After an interval during which local school districts were led to believe the money would arrive for them this fiscal year, the Jindal Administration decided to save the money for higher education for next year, by a complex shuffling of money from fund to fund. Because of the previous acceptance of federal funds for higher education, which apparently will not be available for this upcoming fiscal year, $68 million had to be there for higher education to fulfill requirements for use of the money already spent or intended to be spent. The remainder the Jindal Administration hoped to spend on higher education next year.
But for the fund shunting to occur and the money added to this year’s budget, this appropriations change had to be approved, as the entire Legislature is not in session, by its Joint Legislative Committee on the Budget, a panel composed of members of each chamber’s money committees plus the chairmen of another important committee from each, which routinely accepts these changes.
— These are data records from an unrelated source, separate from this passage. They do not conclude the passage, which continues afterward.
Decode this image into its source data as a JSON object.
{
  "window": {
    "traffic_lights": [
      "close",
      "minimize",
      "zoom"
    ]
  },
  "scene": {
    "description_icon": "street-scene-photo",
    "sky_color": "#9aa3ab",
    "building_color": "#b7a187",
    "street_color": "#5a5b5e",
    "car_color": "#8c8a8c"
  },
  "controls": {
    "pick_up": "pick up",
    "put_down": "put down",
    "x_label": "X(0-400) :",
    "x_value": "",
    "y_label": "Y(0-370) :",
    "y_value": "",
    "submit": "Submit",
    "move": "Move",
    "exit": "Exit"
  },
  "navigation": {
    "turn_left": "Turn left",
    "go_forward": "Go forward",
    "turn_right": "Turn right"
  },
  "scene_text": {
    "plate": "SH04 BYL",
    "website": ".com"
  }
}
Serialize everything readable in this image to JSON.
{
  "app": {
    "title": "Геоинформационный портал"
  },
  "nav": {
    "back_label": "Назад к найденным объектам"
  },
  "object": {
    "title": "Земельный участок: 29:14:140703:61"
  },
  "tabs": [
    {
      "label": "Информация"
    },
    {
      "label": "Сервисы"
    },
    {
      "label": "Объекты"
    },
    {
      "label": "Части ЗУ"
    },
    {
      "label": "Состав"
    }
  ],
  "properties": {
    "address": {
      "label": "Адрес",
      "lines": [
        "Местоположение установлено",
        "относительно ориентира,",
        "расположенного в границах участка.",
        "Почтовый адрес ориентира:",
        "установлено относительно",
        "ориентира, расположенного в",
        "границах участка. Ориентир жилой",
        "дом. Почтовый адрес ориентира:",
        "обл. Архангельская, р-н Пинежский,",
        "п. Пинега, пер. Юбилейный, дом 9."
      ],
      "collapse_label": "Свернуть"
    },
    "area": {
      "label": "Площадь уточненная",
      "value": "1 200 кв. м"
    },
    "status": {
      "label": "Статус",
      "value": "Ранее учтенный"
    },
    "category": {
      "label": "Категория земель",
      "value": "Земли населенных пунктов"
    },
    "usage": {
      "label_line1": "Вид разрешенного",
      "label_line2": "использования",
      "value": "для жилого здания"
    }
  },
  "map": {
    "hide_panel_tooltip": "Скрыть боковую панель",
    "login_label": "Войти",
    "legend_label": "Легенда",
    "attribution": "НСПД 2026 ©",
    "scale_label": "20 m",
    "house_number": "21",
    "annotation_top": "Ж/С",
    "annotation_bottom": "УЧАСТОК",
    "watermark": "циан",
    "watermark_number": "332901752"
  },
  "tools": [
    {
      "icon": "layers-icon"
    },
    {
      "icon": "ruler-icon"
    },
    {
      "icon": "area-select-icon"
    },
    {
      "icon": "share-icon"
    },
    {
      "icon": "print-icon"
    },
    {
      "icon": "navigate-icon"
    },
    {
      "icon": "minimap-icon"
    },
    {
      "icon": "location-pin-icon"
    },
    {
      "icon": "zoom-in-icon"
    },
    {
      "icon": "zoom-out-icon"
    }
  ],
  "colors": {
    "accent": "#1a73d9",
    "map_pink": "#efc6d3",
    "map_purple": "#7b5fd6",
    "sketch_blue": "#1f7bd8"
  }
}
Composed as such, currently it is split almost evenly between Democrats and Republicans, given the chambers’ partisan balances.
So it wouldn’t take much for frustrated Democrats on the committee to relish a chance to stick it to Jindal. Several openly loath his attempts (with partial success) to hold down spending that contradicts their big government impulses, and especially resent his curtailing one of their main sources of electoral leverage, members’ amendments, with his line item veto power and its threatened use. Combine them with a few Republican members friendly with the traditional special interests that run elementary and secondary education in the state (some with backgrounds in it), and there were more than enough votes there to use only the $68 million for higher education next year, and to pump the other $79 million into state schools now.
However, likely this is not a novel assertion of legislative power; rather, it’s a one-off episode. This was a very narrowly-defined issue with plenty of time to investigate the public policy ramifications, among themselves and in public. The coming situation where thousands of line items and so many unknowns about hundreds of revenues and expenditure sources get dumped like a waterfall on legislators over just a few weeks always brings the advantage to the governor who has the staff to understand much better options and implications, as well as the veto power on which the Legislature never has used its override ability on any appropriation.
Yet the incident might convolute the process negatively. Jindal cannot act petulantly by using the incident as an excuse not to provide the leadership only available from his office in this time of budgeting stress in order to put the onus on the Legislature. For their part, legislators cannot see this as an encouragement to sabotage for political purposes only leadership emanating from Jindal, especially tempting as this is an election year; opposition should come only when it is constructive and assists in hammering out a budget without bad consequences in a period of declining revenue. Failure to operate in the proper spirit is going to make for a bad situation all around.